■ **Required work**
A single number is required: how many lines in the data below contain "умінь".

==== Data to examine

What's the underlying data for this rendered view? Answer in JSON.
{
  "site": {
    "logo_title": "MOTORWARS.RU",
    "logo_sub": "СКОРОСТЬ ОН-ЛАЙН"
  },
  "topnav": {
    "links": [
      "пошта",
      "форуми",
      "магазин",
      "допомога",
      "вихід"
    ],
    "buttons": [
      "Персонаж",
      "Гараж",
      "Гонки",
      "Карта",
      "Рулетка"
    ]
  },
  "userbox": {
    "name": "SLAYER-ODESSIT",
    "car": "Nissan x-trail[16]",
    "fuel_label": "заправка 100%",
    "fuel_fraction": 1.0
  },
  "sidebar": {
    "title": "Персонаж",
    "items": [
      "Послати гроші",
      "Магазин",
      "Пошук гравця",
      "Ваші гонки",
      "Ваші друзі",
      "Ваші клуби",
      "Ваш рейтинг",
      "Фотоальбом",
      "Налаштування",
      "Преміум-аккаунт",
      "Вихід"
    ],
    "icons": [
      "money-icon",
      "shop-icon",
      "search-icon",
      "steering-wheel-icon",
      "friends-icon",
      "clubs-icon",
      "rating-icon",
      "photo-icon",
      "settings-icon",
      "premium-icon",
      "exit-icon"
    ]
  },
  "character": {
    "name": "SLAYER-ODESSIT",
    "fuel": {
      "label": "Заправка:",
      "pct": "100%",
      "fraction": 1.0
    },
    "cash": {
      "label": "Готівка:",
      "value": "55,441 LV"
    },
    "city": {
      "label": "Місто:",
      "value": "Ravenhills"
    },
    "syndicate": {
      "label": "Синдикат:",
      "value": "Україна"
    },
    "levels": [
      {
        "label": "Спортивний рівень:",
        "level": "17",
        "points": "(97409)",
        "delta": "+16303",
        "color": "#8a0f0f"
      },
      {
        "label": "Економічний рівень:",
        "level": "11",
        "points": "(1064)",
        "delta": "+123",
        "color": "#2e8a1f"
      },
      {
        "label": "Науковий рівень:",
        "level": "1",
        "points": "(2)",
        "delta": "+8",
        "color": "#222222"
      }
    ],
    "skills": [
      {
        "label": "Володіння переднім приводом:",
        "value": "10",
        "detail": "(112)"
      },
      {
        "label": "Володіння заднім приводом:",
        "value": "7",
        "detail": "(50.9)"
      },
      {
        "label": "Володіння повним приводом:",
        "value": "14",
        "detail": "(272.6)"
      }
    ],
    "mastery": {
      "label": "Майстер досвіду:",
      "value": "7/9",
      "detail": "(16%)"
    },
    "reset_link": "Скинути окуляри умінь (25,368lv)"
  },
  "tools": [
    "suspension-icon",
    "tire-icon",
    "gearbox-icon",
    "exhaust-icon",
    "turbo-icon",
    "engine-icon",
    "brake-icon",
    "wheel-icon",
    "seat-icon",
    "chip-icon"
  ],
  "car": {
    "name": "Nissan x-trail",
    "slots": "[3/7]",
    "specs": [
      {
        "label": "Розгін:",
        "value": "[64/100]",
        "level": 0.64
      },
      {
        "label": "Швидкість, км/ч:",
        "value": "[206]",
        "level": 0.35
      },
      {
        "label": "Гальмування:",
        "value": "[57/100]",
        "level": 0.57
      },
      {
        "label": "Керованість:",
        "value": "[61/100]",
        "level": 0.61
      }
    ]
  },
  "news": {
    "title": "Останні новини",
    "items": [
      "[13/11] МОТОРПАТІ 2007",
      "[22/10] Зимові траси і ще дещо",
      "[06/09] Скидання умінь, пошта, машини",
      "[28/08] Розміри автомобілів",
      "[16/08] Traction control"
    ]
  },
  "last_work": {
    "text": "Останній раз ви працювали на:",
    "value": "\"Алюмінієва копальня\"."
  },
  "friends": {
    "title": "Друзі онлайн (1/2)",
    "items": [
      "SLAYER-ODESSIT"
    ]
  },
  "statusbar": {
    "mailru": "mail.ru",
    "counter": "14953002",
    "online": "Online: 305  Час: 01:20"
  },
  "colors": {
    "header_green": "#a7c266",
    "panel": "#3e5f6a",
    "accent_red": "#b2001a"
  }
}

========

■ **Response to this task**
2